For those who want to follow in your footsteps, and do this type of photography professionally, what would be the one piece of advice you would give them?

Rather than formally study photography then become an assistant for ages, I think you’ll get where you want to be faster if you just get out there and start doing whatever it is you want to do, and then try and market yourself with your results. I’m not saying it’s all smoke and mirrors, but with enough enthusiasm, dedication, networking and marketing, a lot of things can come easily within reach.

That is great advice Chris. Can you give us a couple of pointers on how to get noticed by publications such as National Geographic?

For sure. Rather than bombard the editor or photo editor with a portfolio of your best 20 shots (which they probably won’t even have time to look at), you’re better off getting an ‘in’ by submitting to the ‘Readers Photos’ section in all these types of magazines. Then you know there’s someone who’s job it is to look at them, select one, and perhaps get it into the magazine or web. Then, once you’ve caught their eye, you’ve a better chance to stay connected, and network. I know people who’ve then gone on to sell articles to magazines after that.

photo safari

You are also running courses locally (in Australia) as well as safaris to exotic locations such as Kenya, Alaska and the Galapagos. How big are the groups in general and what would people expect to learn and experience when they partake in one of your safaris?

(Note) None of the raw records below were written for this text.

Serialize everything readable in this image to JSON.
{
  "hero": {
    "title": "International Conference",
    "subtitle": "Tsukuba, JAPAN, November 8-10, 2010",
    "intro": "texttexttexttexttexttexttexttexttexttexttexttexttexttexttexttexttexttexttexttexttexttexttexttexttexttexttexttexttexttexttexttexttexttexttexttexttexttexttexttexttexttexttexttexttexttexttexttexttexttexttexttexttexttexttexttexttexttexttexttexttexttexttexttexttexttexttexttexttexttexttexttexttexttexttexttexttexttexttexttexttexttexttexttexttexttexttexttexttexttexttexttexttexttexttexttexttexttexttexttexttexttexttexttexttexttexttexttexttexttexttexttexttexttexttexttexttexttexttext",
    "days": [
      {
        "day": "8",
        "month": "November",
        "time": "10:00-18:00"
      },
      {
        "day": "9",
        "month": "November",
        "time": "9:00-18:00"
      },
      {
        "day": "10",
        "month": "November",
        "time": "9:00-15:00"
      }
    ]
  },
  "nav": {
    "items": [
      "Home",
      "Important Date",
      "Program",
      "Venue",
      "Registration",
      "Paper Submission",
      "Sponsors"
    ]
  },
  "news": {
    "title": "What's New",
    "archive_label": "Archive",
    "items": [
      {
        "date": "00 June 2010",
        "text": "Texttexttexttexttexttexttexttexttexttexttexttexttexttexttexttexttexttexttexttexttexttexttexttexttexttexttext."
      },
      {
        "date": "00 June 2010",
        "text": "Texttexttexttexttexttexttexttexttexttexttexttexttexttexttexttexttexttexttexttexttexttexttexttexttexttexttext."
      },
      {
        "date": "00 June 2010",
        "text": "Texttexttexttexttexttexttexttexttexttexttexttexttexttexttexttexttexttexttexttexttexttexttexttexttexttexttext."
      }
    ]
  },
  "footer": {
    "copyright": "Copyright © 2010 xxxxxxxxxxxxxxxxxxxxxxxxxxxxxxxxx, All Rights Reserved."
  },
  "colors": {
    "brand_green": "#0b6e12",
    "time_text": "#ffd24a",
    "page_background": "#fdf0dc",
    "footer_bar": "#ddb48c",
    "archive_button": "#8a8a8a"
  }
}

Our philosophy is simplifying photography and empowering everyone to gain more enjoyment from their passion. We like to keep our safari groups small and friendly (typically just eight guests, with two pro photography tutors – so a ratio of 4:1) so that no one misses a shot and there’s plenty of time for relaxed, one-on-one help. With special photography access permits to the world’s best locations, there’s simply no better way to master your photography and have an incredible holiday – all at the same time!

We run our 1-day photography courses at zoos and other great venues all around Australia (including Sydney, Perth, Melbourne, Brisbane, Adelaide, Canberra and Hobart) providing a quiet, sit-down function room for the theory parts (accompanied by gourmet catering) and easy access just out side to inspiring test subjects for all the practical sessions!

These popular days cover everything from composition, aperture, and exposure compensation, though to ISO, lighting, lenses, histograms, white balance and much more!

 

Wow, that sounds like fun! I’m sure there will be lots of interested folks who would want to sign up. All the best in your endeavours Chris, and thank you for taking the time to talk to us at F Stop Lounge.

Oh, it’s been my pleasure! Thanks very much for having me F Stop Lounge – a very comfy place to do an interview, with just my kind of audience!

For those of you who are interested in taking part in Chris Bray’s photography courses or photography safaris, click here to visit by his website for further information.